Where does "amount" occur in the listing? Copy every line that holds it.

_SOURCE MATERIAL_
.....

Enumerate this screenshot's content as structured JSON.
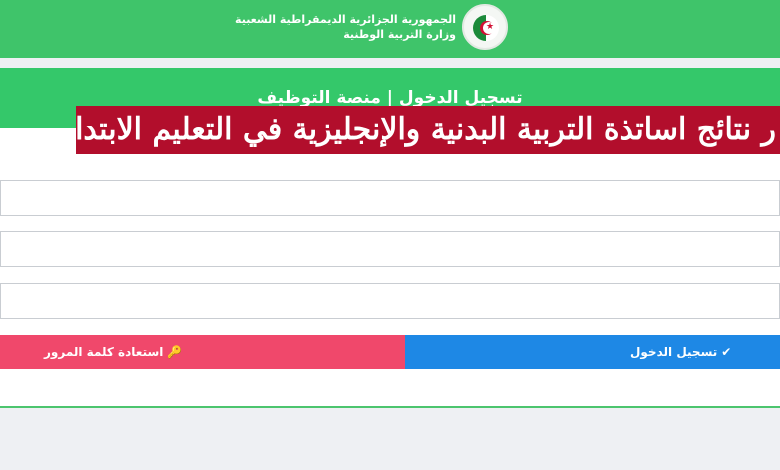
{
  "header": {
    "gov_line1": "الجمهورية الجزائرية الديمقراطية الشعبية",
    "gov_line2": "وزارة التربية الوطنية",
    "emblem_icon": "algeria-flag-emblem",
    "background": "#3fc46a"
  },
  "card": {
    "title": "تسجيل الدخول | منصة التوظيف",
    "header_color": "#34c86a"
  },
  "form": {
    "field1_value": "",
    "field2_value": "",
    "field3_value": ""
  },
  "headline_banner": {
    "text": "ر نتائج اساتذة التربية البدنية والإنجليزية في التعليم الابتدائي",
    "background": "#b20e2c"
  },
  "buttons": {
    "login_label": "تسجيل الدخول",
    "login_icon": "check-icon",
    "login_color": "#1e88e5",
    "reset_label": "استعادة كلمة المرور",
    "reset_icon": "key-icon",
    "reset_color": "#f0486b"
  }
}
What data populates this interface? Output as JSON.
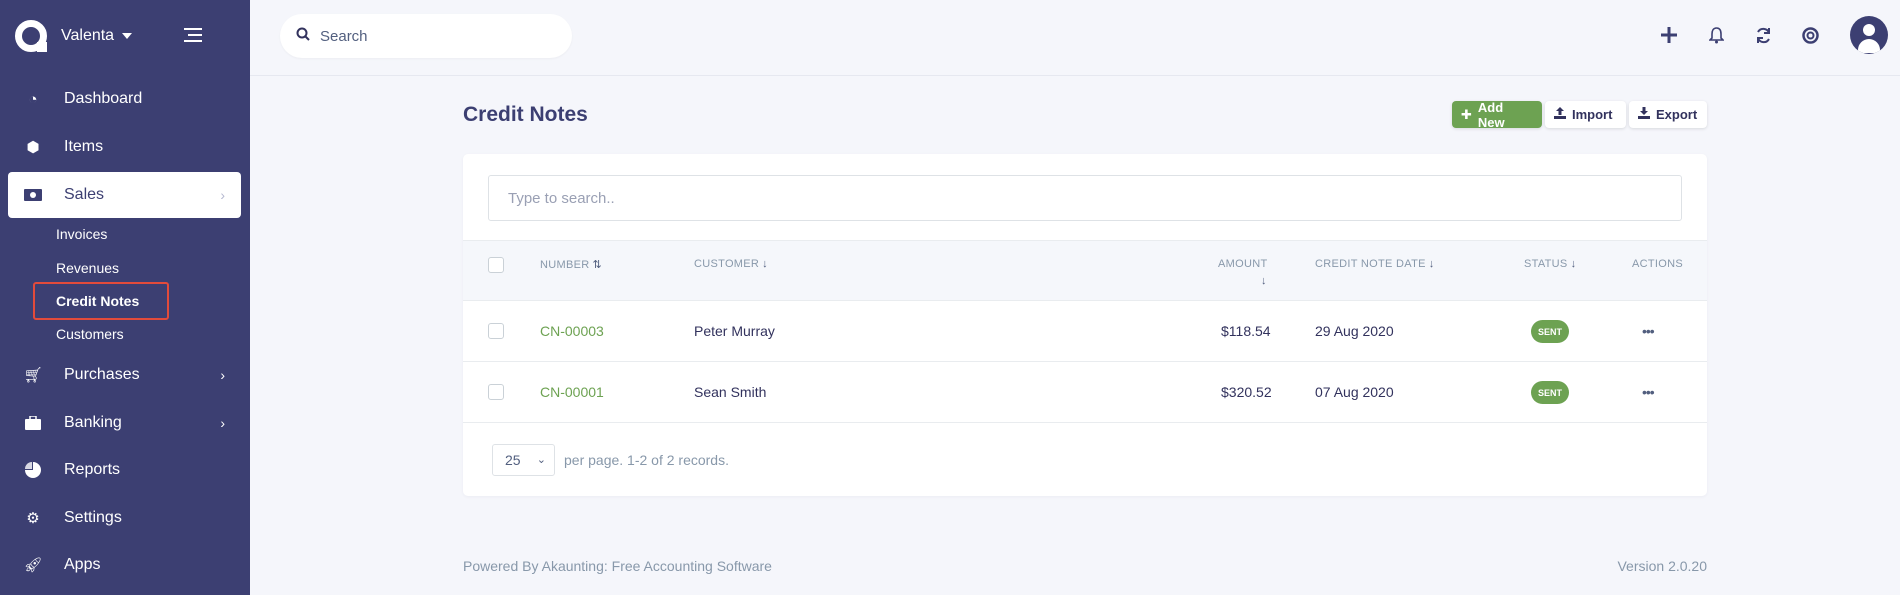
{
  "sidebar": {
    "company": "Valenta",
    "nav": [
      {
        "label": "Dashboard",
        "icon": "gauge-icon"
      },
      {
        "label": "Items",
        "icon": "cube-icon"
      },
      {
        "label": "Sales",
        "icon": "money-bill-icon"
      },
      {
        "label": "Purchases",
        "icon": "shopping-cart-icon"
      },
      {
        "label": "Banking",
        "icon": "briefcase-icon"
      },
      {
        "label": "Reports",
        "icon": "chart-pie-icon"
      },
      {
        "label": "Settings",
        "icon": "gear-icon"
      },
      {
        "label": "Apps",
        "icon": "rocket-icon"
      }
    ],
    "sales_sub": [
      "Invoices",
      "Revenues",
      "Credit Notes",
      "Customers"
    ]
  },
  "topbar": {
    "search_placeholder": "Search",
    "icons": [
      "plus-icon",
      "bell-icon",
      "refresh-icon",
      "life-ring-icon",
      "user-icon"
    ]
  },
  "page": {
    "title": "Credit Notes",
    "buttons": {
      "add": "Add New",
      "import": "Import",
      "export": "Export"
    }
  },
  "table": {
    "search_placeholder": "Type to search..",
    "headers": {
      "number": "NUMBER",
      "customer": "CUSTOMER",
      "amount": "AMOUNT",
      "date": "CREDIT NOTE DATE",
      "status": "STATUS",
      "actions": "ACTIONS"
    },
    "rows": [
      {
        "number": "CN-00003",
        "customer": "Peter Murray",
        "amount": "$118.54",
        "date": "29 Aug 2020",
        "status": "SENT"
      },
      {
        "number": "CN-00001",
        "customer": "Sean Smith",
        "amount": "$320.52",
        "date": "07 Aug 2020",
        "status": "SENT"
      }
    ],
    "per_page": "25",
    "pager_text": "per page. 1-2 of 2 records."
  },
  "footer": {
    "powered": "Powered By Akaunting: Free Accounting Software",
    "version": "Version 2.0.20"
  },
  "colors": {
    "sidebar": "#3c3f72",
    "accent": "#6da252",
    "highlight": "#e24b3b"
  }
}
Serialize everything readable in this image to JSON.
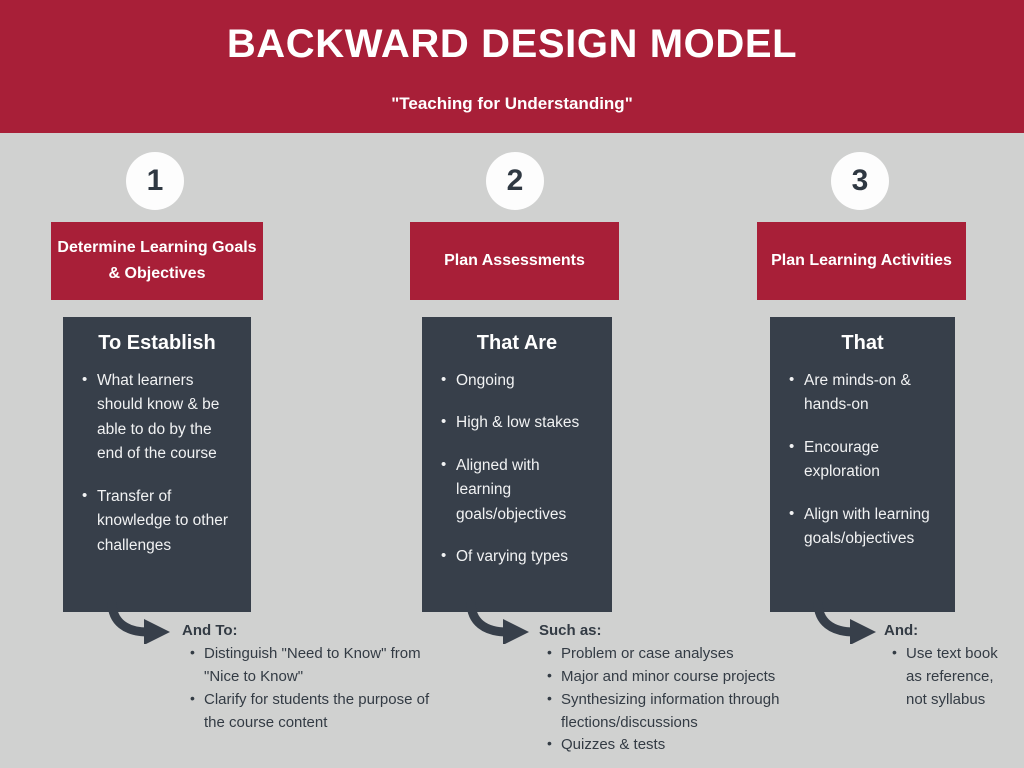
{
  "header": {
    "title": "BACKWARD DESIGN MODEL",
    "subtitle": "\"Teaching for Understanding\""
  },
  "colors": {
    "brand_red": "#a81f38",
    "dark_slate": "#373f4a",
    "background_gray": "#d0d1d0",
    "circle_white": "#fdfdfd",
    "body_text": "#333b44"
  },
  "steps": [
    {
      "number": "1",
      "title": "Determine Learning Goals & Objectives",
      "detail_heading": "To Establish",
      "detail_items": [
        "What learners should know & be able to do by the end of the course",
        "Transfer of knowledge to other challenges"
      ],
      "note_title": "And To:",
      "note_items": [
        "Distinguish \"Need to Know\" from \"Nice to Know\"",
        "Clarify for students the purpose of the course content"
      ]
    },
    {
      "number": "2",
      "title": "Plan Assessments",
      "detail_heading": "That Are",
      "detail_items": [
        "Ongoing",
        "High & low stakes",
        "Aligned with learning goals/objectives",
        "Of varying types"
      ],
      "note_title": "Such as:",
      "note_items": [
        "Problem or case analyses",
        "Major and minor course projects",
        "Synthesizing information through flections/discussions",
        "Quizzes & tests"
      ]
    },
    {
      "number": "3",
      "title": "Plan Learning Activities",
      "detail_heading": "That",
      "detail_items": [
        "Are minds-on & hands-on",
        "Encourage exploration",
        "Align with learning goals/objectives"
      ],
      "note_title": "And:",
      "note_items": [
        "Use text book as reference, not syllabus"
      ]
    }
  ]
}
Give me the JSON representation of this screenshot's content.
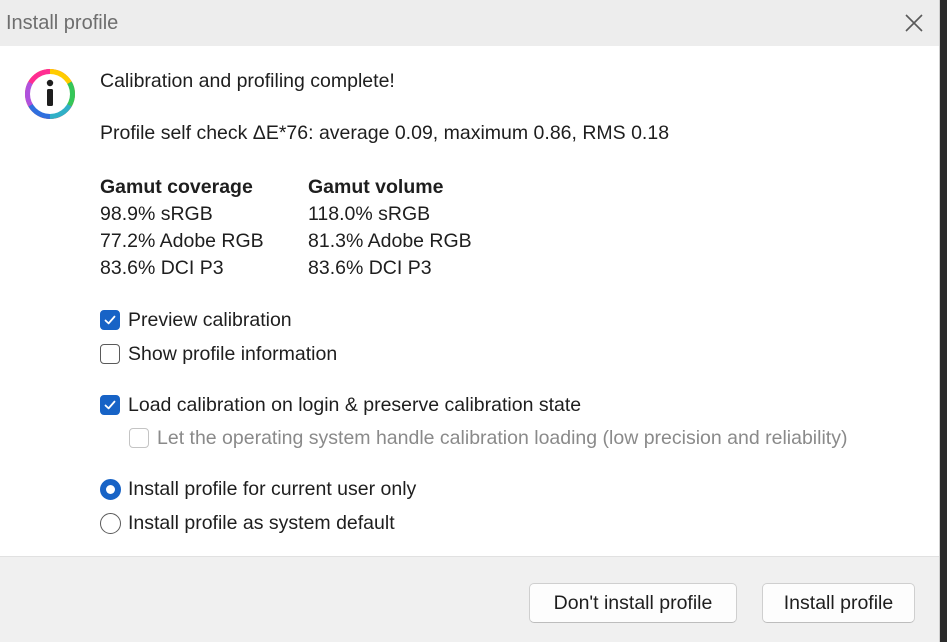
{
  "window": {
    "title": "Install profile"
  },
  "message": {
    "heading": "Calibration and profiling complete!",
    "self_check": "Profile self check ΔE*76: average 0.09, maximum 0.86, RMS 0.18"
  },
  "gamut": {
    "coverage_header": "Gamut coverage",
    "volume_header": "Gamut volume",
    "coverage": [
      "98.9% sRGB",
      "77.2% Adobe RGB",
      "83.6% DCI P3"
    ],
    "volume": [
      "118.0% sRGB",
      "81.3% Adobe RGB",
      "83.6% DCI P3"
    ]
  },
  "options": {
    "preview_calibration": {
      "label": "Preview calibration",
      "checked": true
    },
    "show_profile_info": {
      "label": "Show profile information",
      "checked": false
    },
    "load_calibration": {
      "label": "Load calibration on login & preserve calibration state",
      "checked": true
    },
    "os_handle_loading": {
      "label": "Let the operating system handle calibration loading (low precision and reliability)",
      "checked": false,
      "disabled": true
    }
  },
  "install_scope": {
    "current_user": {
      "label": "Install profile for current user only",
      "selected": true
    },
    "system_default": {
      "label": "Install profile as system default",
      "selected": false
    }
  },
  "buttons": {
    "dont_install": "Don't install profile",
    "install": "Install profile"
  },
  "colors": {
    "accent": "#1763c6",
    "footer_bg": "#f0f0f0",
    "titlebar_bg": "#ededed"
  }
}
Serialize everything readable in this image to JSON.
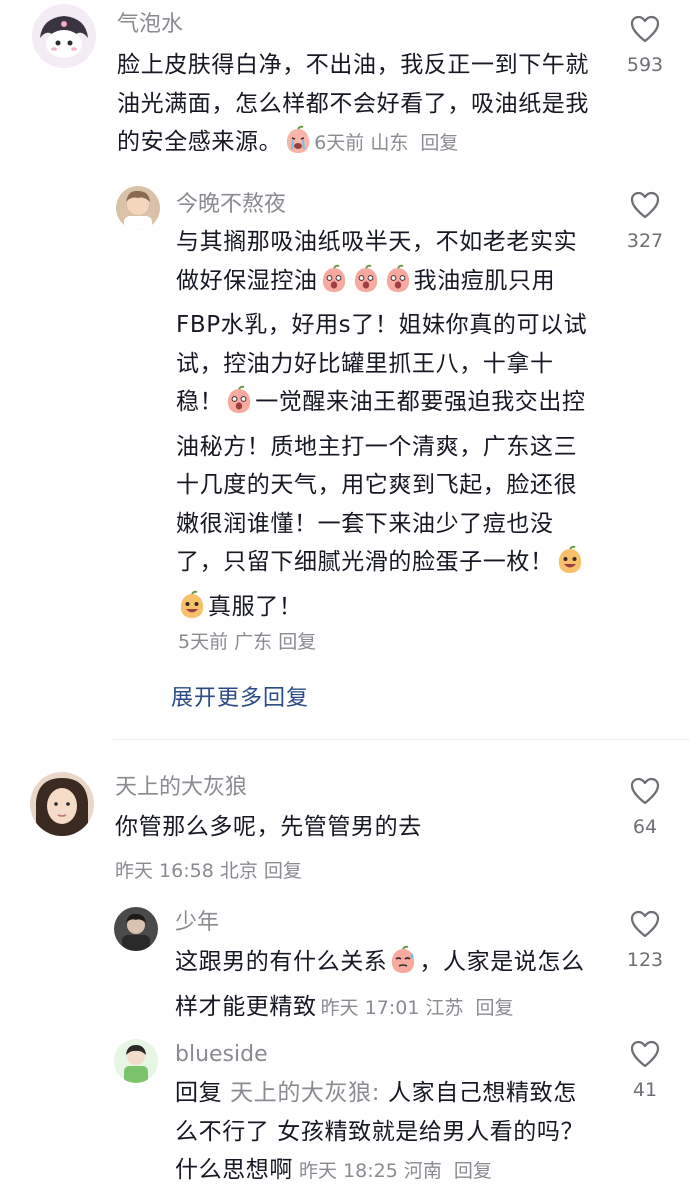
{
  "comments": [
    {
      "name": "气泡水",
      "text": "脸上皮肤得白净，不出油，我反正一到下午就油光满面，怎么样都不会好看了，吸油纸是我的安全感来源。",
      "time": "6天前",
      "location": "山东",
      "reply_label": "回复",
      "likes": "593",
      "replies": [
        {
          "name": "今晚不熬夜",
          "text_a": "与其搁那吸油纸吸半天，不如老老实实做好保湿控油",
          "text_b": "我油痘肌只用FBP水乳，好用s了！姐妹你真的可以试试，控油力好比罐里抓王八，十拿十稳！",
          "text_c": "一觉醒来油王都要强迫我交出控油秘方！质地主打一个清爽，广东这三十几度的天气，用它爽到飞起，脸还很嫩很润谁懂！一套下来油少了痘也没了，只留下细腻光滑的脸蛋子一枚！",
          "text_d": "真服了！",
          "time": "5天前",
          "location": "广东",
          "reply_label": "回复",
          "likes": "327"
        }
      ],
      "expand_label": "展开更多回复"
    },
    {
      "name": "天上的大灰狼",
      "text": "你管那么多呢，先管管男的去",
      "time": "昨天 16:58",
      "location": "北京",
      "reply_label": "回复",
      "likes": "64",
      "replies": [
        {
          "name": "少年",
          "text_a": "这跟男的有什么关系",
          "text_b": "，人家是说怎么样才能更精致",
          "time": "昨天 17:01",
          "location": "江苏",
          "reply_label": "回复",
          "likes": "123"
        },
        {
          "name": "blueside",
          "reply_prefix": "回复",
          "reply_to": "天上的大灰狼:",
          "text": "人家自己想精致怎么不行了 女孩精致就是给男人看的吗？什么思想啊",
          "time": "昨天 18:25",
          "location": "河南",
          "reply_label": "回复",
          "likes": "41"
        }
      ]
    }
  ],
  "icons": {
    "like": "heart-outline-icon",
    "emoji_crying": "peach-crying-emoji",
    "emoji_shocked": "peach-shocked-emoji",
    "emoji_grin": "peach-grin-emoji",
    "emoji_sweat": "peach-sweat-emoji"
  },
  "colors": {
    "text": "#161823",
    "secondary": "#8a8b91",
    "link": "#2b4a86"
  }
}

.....

_RESPONSE BOX_
      "amount": "AMOUNT",
        "amount": "$118.54",
        "amount": "$320.52",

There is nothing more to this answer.